Print the entire listing. Each line must match the original exactly.

---------------

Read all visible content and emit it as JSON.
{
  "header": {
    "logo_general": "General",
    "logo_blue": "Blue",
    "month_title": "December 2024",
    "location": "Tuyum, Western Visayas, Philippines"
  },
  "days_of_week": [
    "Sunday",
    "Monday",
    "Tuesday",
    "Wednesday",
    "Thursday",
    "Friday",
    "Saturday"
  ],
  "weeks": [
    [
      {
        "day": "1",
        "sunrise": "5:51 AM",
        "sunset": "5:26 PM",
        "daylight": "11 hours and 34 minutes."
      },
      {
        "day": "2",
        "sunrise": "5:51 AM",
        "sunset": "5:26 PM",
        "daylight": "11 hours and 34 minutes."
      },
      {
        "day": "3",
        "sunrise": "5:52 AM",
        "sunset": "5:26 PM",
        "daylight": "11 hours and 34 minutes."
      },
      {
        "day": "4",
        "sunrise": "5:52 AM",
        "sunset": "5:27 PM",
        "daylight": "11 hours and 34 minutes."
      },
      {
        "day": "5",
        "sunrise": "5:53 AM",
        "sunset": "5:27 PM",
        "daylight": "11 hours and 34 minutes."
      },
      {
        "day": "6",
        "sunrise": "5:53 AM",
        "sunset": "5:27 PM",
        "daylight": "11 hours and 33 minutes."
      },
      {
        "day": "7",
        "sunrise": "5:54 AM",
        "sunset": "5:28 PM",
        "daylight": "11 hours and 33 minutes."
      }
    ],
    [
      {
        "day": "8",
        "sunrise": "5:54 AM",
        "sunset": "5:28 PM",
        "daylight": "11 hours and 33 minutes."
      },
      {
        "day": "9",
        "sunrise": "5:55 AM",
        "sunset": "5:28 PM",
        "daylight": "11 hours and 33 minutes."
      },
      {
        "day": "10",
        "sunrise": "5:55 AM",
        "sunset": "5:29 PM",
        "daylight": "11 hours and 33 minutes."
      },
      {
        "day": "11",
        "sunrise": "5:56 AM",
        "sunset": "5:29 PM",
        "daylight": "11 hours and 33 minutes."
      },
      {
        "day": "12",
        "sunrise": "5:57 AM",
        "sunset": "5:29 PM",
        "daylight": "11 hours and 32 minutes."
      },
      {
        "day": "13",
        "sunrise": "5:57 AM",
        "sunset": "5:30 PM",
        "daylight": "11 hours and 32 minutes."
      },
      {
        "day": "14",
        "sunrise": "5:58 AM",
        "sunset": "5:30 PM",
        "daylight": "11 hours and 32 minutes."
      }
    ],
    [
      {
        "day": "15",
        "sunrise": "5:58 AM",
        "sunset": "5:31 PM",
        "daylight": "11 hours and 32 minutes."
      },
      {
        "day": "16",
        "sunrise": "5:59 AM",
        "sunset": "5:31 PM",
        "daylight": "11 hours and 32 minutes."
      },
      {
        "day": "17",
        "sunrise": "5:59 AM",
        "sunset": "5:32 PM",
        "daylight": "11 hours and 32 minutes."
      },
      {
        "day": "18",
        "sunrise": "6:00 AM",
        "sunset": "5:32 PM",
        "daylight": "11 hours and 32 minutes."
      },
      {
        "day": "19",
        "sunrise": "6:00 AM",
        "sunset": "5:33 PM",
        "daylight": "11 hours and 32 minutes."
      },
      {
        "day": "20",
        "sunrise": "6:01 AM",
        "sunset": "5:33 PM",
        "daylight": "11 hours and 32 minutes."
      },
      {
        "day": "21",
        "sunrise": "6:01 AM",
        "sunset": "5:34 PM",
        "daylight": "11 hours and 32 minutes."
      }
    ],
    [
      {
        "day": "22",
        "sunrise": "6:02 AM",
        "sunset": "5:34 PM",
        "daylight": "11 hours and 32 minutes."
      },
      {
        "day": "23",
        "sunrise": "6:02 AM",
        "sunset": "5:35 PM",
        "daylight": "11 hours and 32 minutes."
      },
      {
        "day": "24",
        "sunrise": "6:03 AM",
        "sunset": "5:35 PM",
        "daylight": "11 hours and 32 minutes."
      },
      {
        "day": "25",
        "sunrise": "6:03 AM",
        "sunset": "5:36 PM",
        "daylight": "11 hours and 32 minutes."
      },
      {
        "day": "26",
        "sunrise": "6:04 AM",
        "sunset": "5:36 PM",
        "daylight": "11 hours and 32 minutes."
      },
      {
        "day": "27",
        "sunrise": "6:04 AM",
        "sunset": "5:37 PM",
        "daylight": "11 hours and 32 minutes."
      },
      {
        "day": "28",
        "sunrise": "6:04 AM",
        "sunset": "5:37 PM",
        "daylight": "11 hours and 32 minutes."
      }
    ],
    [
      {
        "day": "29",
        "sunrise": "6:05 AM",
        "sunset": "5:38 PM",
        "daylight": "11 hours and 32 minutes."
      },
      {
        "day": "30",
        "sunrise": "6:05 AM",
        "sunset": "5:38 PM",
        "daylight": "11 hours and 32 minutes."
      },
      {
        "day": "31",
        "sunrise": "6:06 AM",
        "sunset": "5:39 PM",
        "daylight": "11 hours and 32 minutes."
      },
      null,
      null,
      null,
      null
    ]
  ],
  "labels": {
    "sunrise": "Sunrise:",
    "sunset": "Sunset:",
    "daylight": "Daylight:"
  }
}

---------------

**Your solution**
Read all visible content and emit it as JSON.
{
  "header": {
    "logo_general": "General",
    "logo_blue": "Blue",
    "month_title": "December 2024",
    "location": "Tuyum, Western Visayas, Philippines"
  },
  "days_of_week": [
    "Sunday",
    "Monday",
    "Tuesday",
    "Wednesday",
    "Thursday",
    "Friday",
    "Saturday"
  ],
  "weeks": [
    [
      {
        "day": "1",
        "sunrise": "5:51 AM",
        "sunset": "5:26 PM",
        "daylight": "11 hours and 34 minutes."
      },
      {
        "day": "2",
        "sunrise": "5:51 AM",
        "sunset": "5:26 PM",
        "daylight": "11 hours and 34 minutes."
      },
      {
        "day": "3",
        "sunrise": "5:52 AM",
        "sunset": "5:26 PM",
        "daylight": "11 hours and 34 minutes."
      },
      {
        "day": "4",
        "sunrise": "5:52 AM",
        "sunset": "5:27 PM",
        "daylight": "11 hours and 34 minutes."
      },
      {
        "day": "5",
        "sunrise": "5:53 AM",
        "sunset": "5:27 PM",
        "daylight": "11 hours and 34 minutes."
      },
      {
        "day": "6",
        "sunrise": "5:53 AM",
        "sunset": "5:27 PM",
        "daylight": "11 hours and 33 minutes."
      },
      {
        "day": "7",
        "sunrise": "5:54 AM",
        "sunset": "5:28 PM",
        "daylight": "11 hours and 33 minutes."
      }
    ],
    [
      {
        "day": "8",
        "sunrise": "5:54 AM",
        "sunset": "5:28 PM",
        "daylight": "11 hours and 33 minutes."
      },
      {
        "day": "9",
        "sunrise": "5:55 AM",
        "sunset": "5:28 PM",
        "daylight": "11 hours and 33 minutes."
      },
      {
        "day": "10",
        "sunrise": "5:55 AM",
        "sunset": "5:29 PM",
        "daylight": "11 hours and 33 minutes."
      },
      {
        "day": "11",
        "sunrise": "5:56 AM",
        "sunset": "5:29 PM",
        "daylight": "11 hours and 33 minutes."
      },
      {
        "day": "12",
        "sunrise": "5:57 AM",
        "sunset": "5:29 PM",
        "daylight": "11 hours and 32 minutes."
      },
      {
        "day": "13",
        "sunrise": "5:57 AM",
        "sunset": "5:30 PM",
        "daylight": "11 hours and 32 minutes."
      },
      {
        "day": "14",
        "sunrise": "5:58 AM",
        "sunset": "5:30 PM",
        "daylight": "11 hours and 32 minutes."
      }
    ],
    [
      {
        "day": "15",
        "sunrise": "5:58 AM",
        "sunset": "5:31 PM",
        "daylight": "11 hours and 32 minutes."
      },
      {
        "day": "16",
        "sunrise": "5:59 AM",
        "sunset": "5:31 PM",
        "daylight": "11 hours and 32 minutes."
      },
      {
        "day": "17",
        "sunrise": "5:59 AM",
        "sunset": "5:32 PM",
        "daylight": "11 hours and 32 minutes."
      },
      {
        "day": "18",
        "sunrise": "6:00 AM",
        "sunset": "5:32 PM",
        "daylight": "11 hours and 32 minutes."
      },
      {
        "day": "19",
        "sunrise": "6:00 AM",
        "sunset": "5:33 PM",
        "daylight": "11 hours and 32 minutes."
      },
      {
        "day": "20",
        "sunrise": "6:01 AM",
        "sunset": "5:33 PM",
        "daylight": "11 hours and 32 minutes."
      },
      {
        "day": "21",
        "sunrise": "6:01 AM",
        "sunset": "5:34 PM",
        "daylight": "11 hours and 32 minutes."
      }
    ],
    [
      {
        "day": "22",
        "sunrise": "6:02 AM",
        "sunset": "5:34 PM",
        "daylight": "11 hours and 32 minutes."
      },
      {
        "day": "23",
        "sunrise": "6:02 AM",
        "sunset": "5:35 PM",
        "daylight": "11 hours and 32 minutes."
      },
      {
        "day": "24",
        "sunrise": "6:03 AM",
        "sunset": "5:35 PM",
        "daylight": "11 hours and 32 minutes."
      },
      {
        "day": "25",
        "sunrise": "6:03 AM",
        "sunset": "5:36 PM",
        "daylight": "11 hours and 32 minutes."
      },
      {
        "day": "26",
        "sunrise": "6:04 AM",
        "sunset": "5:36 PM",
        "daylight": "11 hours and 32 minutes."
      },
      {
        "day": "27",
        "sunrise": "6:04 AM",
        "sunset": "5:37 PM",
        "daylight": "11 hours and 32 minutes."
      },
      {
        "day": "28",
        "sunrise": "6:04 AM",
        "sunset": "5:37 PM",
        "daylight": "11 hours and 32 minutes."
      }
    ],
    [
      {
        "day": "29",
        "sunrise": "6:05 AM",
        "sunset": "5:38 PM",
        "daylight": "11 hours and 32 minutes."
      },
      {
        "day": "30",
        "sunrise": "6:05 AM",
        "sunset": "5:38 PM",
        "daylight": "11 hours and 32 minutes."
      },
      {
        "day": "31",
        "sunrise": "6:06 AM",
        "sunset": "5:39 PM",
        "daylight": "11 hours and 32 minutes."
      },
      null,
      null,
      null,
      null
    ]
  ],
  "labels": {
    "sunrise": "Sunrise:",
    "sunset": "Sunset:",
    "daylight": "Daylight:"
  }
}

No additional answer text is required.